The striking thing about his schedule, though, is how, once again, his days get a late start. One of the tweets Tuesday, for example, was linked by journalist Matt Gertz to a segment on “Fox and Friends,” Trump’s frequent early morning companion in the White House. Over all of the days for which Axios obtained Trump’s schedule, about half of Trump’s tweets were sent before 11 a.m. and half over the entire rest of the day.
On nine of the 67 days for which they obtained a schedule was there anything besides “executive time” slotted before 11 a.m.
On days when Trump’s schedule begins at 11, about 50 percent of his tweets came before that time. On days when his schedule began before 11 a.m., 45 percent of his tweets came before 11 a.m. anyway — in part because those pre-11 a.m. days often started at 10 a.m. or so.
It’s hard to gauge how much work Trump does during his executive time, because it is unscheduled and mostly unrecorded, even within the broader White House. (There is apparently a more detailed schedule given to a small group of staffers.) This White House is also more reluctant than past administrations to share information about what the president is doing; we’ve learned about calls with foreign leaders from foreign media before the White House has offered any updates.
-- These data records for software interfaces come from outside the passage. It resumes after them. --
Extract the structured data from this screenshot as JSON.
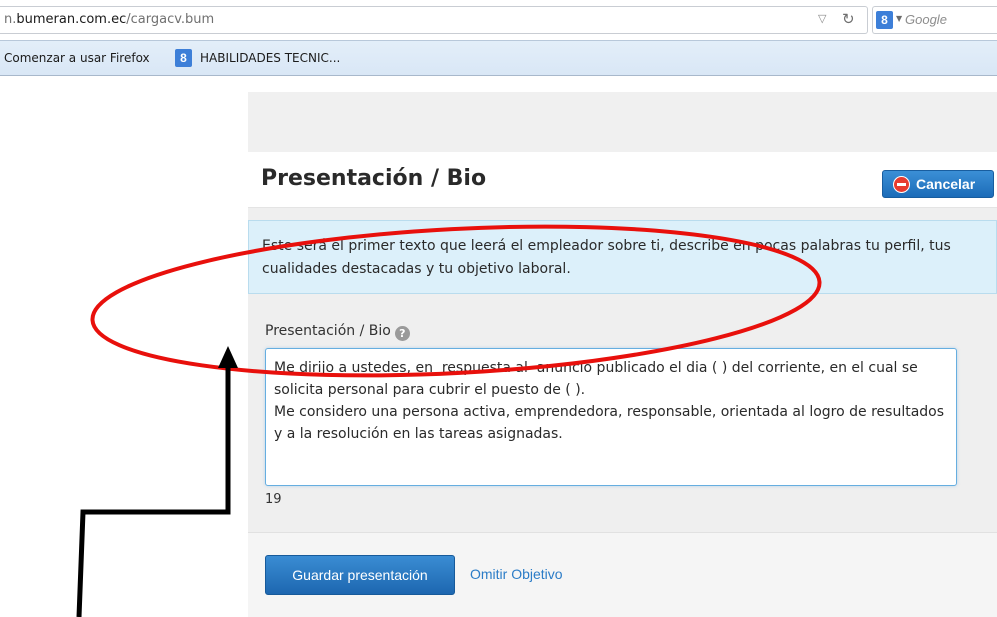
{
  "browser": {
    "url_prefix": "n.",
    "url_host": "bumeran.com.ec",
    "url_path": "/cargacv.bum",
    "search_engine_letter": "8",
    "search_placeholder": "Google",
    "bookmarks": [
      {
        "label": "Comenzar a usar Firefox"
      },
      {
        "label": "HABILIDADES TECNIC..."
      }
    ]
  },
  "page": {
    "title": "Presentación / Bio",
    "cancel_label": "Cancelar",
    "info_text": "Este será el primer texto que leerá el empleador sobre ti, describe en pocas palabras tu perfil, tus cualidades destacadas y tu objetivo laboral.",
    "field_label": "Presentación / Bio",
    "help_glyph": "?",
    "bio_value": "Me dirijo a ustedes, en  respuesta al  anuncio publicado el dia ( ) del corriente, en el cual se solicita personal para cubrir el puesto de ( ).\nMe considero una persona activa, emprendedora, responsable, orientada al logro de resultados y a la resolución en las tareas asignadas.",
    "char_count": "19",
    "save_label": "Guardar presentación",
    "skip_label": "Omitir Objetivo"
  },
  "colors": {
    "accent_blue": "#1c6cb8",
    "info_bg": "#dcf0fa",
    "annotation_red": "#e8100c",
    "annotation_black": "#000000"
  },
  "icons": {
    "reload": "reload-icon",
    "dropdown": "dropdown-arrow-icon",
    "search_engine": "google-icon",
    "cancel": "cancel-circle-icon",
    "help": "help-question-icon"
  }
}
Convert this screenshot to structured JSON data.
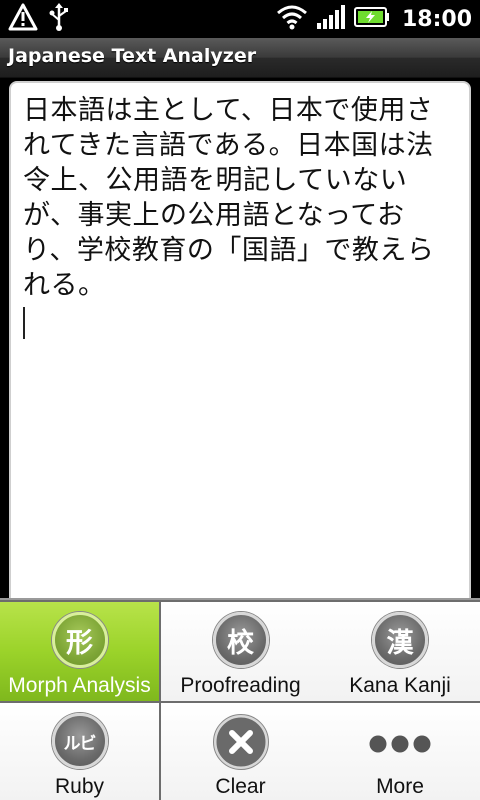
{
  "status_bar": {
    "time": "18:00",
    "icons": [
      "alert-triangle-icon",
      "usb-icon",
      "wifi-icon",
      "signal-icon",
      "battery-charging-icon"
    ]
  },
  "app": {
    "title": "Japanese Text Analyzer"
  },
  "editor": {
    "text": "日本語は主として、日本で使用されてきた言語である。日本国は法令上、公用語を明記していないが、事実上の公用語となっており、学校教育の「国語」で教えられる。"
  },
  "menu": {
    "items": [
      {
        "label": "Morph Analysis",
        "icon_glyph": "形",
        "selected": true
      },
      {
        "label": "Proofreading",
        "icon_glyph": "校",
        "selected": false
      },
      {
        "label": "Kana Kanji",
        "icon_glyph": "漢",
        "selected": false
      },
      {
        "label": "Ruby",
        "icon_glyph": "ルビ",
        "selected": false
      },
      {
        "label": "Clear",
        "icon": "close-icon",
        "selected": false
      },
      {
        "label": "More",
        "icon": "more-dots-icon",
        "selected": false
      }
    ]
  },
  "colors": {
    "selected_accent": "#9bd32a",
    "battery_charge": "#6fdc2f"
  }
}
All of this is by design, allowing Trump to make claims about how much he works by masking his leisure time under the rubric of “executive time.” We can’t say with certainty that Trump isn’t having important phone calls with foreign leaders for hours on end before heading down to the Oval Office each day, so we’re asked to assume that he is.
The only problem is all of those pre-11 a.m. tweets, such as the one that preceded his insistence about how hard he was working by two minutes.
Trump was watching a recording of Fox News programming and quoted it in a tweet for all of his followers. At 8 a.m., though, he no doubt put his nose right on that grindstone.